» What the task requires:
The lines to copy from the data below are those that hold the string "JSON".

(App and web page records)
----------
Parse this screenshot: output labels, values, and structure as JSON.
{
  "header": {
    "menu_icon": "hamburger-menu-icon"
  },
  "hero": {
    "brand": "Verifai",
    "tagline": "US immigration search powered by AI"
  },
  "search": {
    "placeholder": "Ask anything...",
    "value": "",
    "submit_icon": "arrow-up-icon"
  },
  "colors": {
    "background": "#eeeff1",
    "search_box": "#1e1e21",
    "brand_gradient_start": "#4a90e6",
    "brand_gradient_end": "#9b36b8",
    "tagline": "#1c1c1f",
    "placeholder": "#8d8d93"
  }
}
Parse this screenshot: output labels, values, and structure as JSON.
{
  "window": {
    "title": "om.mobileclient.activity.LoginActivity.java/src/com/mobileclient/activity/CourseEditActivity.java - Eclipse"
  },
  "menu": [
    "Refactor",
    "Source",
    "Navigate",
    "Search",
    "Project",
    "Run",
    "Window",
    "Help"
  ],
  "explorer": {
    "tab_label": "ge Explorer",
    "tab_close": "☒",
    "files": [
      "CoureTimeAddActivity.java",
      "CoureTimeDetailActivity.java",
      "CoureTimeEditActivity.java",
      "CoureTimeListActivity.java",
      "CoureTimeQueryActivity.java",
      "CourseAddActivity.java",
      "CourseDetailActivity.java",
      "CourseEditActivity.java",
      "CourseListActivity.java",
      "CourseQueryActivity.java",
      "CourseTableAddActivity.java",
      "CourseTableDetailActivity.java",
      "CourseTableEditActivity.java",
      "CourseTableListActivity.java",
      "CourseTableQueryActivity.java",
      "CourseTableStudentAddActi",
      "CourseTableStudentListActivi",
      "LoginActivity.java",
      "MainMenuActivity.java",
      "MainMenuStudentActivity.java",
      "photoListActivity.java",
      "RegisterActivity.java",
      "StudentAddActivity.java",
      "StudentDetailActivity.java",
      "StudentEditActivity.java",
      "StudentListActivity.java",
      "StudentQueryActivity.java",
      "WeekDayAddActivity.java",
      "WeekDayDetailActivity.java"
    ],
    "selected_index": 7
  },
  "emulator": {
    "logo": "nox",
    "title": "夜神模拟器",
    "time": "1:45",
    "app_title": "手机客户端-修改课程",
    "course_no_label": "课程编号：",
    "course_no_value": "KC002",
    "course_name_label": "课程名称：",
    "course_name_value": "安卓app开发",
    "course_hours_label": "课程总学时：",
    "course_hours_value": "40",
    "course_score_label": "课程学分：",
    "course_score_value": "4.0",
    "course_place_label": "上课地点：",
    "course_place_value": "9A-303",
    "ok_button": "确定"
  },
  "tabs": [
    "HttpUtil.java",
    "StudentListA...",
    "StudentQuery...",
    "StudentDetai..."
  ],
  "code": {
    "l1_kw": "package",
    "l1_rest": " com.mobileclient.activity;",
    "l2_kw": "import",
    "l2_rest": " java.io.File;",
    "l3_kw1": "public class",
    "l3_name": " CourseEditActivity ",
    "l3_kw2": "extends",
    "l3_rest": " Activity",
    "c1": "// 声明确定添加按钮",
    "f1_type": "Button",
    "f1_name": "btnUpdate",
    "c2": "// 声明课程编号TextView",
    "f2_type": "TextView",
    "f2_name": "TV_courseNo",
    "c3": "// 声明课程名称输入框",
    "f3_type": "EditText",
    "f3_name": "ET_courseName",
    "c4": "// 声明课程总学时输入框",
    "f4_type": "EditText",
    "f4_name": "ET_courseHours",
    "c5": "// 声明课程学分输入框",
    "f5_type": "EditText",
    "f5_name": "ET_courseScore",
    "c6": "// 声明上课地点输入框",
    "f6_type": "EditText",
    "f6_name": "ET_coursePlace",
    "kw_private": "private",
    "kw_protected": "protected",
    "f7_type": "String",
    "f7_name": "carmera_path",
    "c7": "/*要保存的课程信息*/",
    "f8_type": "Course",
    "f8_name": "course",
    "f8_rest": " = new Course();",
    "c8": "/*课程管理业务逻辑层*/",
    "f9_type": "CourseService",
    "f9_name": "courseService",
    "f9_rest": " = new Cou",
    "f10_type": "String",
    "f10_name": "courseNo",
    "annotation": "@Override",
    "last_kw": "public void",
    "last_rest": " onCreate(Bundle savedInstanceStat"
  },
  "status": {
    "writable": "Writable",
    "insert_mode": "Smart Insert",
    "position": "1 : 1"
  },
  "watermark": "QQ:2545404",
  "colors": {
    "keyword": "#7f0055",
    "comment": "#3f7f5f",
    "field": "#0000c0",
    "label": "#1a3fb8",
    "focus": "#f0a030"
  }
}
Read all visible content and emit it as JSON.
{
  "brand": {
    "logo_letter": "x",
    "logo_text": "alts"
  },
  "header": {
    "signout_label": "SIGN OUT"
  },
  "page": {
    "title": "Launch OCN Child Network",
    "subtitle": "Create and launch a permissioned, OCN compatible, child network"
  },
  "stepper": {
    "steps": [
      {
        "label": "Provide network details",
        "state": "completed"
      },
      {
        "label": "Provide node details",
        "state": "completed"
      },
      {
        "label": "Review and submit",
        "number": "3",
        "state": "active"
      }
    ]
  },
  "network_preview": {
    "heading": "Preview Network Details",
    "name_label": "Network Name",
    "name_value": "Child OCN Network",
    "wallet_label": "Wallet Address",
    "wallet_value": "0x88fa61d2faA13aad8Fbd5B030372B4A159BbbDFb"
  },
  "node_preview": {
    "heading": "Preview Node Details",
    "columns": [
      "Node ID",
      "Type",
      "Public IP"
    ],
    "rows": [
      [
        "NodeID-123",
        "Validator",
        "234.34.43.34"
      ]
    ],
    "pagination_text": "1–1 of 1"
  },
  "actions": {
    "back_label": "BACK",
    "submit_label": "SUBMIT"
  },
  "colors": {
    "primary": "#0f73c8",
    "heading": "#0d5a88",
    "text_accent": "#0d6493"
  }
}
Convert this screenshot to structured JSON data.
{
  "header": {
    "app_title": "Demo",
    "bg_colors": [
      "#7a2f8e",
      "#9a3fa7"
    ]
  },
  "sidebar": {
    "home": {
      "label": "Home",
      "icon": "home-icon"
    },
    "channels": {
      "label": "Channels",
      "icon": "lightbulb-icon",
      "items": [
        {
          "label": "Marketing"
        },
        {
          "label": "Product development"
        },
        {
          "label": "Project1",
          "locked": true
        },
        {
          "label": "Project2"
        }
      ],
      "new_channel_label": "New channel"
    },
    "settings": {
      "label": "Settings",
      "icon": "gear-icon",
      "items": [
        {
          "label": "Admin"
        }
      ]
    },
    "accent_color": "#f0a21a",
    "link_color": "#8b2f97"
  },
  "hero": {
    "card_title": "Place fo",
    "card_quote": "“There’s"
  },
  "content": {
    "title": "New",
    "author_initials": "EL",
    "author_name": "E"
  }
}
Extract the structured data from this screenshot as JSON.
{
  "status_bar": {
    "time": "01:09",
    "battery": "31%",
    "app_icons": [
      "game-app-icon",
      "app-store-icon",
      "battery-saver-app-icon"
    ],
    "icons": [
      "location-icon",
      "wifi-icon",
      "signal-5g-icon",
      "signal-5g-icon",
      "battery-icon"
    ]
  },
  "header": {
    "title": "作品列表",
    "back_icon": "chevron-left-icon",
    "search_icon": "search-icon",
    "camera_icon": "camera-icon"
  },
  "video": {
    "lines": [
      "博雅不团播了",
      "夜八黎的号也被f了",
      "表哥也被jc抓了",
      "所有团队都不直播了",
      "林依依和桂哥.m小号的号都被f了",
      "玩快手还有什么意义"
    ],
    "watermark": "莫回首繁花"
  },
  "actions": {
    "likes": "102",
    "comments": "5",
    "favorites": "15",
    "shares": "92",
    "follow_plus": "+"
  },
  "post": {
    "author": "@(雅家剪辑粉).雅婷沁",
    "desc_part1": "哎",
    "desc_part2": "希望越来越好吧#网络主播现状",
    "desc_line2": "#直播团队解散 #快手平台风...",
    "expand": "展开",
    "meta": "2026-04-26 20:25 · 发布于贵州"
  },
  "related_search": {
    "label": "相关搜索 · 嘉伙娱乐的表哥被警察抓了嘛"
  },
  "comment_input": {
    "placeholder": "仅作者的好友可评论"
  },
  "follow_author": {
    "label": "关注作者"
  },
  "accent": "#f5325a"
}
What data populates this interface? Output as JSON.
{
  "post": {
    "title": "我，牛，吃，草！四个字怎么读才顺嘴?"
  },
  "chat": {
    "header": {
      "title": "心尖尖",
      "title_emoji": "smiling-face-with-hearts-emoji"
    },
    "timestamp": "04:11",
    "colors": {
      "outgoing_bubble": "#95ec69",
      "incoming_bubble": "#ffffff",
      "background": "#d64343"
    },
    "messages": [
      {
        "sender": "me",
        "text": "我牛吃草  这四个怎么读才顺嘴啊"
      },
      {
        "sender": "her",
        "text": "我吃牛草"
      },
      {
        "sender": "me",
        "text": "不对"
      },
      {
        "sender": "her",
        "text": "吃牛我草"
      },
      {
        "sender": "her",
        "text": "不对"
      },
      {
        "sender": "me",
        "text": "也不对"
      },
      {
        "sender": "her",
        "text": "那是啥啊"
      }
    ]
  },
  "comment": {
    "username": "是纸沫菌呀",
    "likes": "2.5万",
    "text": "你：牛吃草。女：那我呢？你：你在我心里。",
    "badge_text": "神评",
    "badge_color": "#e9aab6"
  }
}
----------
» Written solution:
Parse this screenshot: output labels, values, and structure as JSON.
Parse this screenshot: output labels, values, and structure as JSON.
Read all visible content and emit it as JSON.
Convert this screenshot to structured JSON data.
Extract the structured data from this screenshot as JSON.
What data populates this interface? Output as JSON.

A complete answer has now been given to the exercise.